the “SJ” part means its API certified for spark ignition (i.e. gasoline) engines. the “CG” part means it is certified for compression ignition (i.e. diesel) engines. if your engine requires an SJ certified oil then one with only a CG rating shouldn’t be used. many oils can and are certified for both S and C.

I would be stunned if that marine engine didn’t call for synthetic, which would surpass all ratings, etc.

Oh… nice engine! I’m getting my 8.2 liter Mercruiser rebuilt… and in the process, I’ve discovered much love for Indmar marine engines.
ETA: No debates about synthetic vs. conventional oil, please!
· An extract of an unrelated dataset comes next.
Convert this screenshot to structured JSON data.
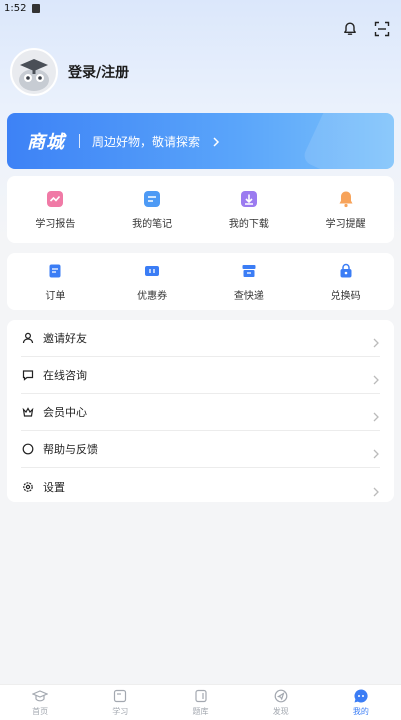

My comment is about the typical advice in the marine world, which is almost always synthetic.

Yes, I am only a recent convert to synthetic. I am getting beat up for it on an auto forum. Somebody there made the informative, factual post ‘‘Mobil 1 sucks’’. I enjoy not seeing that sort of thing here.

This may mean I need to drain and refill with a CG certified oil. I’m still unsure what “CJ” refers to. (I changed the oil already, but haven’t started the engine.)

S, like in SJ, means “spark”- gas engine. C, like in CJ, means “compression”- diesel engine. The second letter is a quality letter that changes when the oil is improved: SJ is better than SH, CJ is better than CH, and so on. I think it’s up to SN on some brands now. For example, it’s fine to use SN oil if SH is called for, but not to use SH if SN is called for. Same with the C ratings.

Motor oil/additive packages are tweaked frequently for any number of reasons, more recently some of the changes are to modify or reduce additives that have a negative impact on modern emissions control systems; not sure how much of that is applicable to a marine engine.

but as california jobcase said, it’s fine to use a newer revision of oil than your engine calls for, but you really want to make sure it has the right certifications. the problem you’re running into is that 15W40 is a common viscosity for older diesel engines, but not so common for gas engines. The older oils I used in my diesel trucks were dual rated for gas and diesel engines (back then the standards were SF/CD.) but with the complexity of modern diesel emissions controls, I think that there are more commonly separate oils with no S* rating but only a C* rating.

you might have to track down a “marine” motor oil to get what you need, and pay through the nose for it.

I dug out the container. Here’s the actual wording on the back:
“Compatible with API Service classifications:CJ-4, CI-4 PLUS, CI-4, CH-4, CG-4, CF/SM” (bolding mine).

Is the SM referring to a Spark-ignition classification? Or something else? I’m assuming SM is a couple of steps up from SJ.

BTW: Thanks everyone for your help.

yes. you should be good to go.

it’s “newer,” not necessarily “better” unless your engine requires the newer standard.

No the oil you found is the wrong oil for your engine.
When dealing with API certifications S means a spark engine, according to your link this is what you have.
C on the other hand refers to a compression ignition engine.
Assuming the certification on the bottle is only CJ-4 plus, it is not certified for gas engine use. While it might work, it is not certified for that use.
In general, the later certifications are just fine for use in older engines. However there is one huge exception, new oils have lower levels of Zinc and Phosphorus in the additive package. This is to prolong the life of the catalytic converters on modern cars. Unfortunately, there are some old classic car engines with flat tappets that require this in the oil or the camshafts will be damaged in short order Owners of these vehicles are running either either Diesel engine oil or adding an additive called ZDDP to prevent damage to their classics.
Google ZDDP for more info about this.
Oh and just so you know, Mobil 1 doesn’t suck. Might not be the best oil out there, but it doesn’t suck. :slight_smile:

ETA: Go here and click on “Engine oil guide” for a complete rundown on engine oils

Rick, he said it’s labeled “CF/SM.”

Didn’t the specs say roller tappets?

Missed that in the second post. OK, the oil is fine for that engine. SM is just fine as a replacement for SJ. It is only when replacing SC, or SD oil that issues occur.
And yes the engine has roller tappets according to the specs.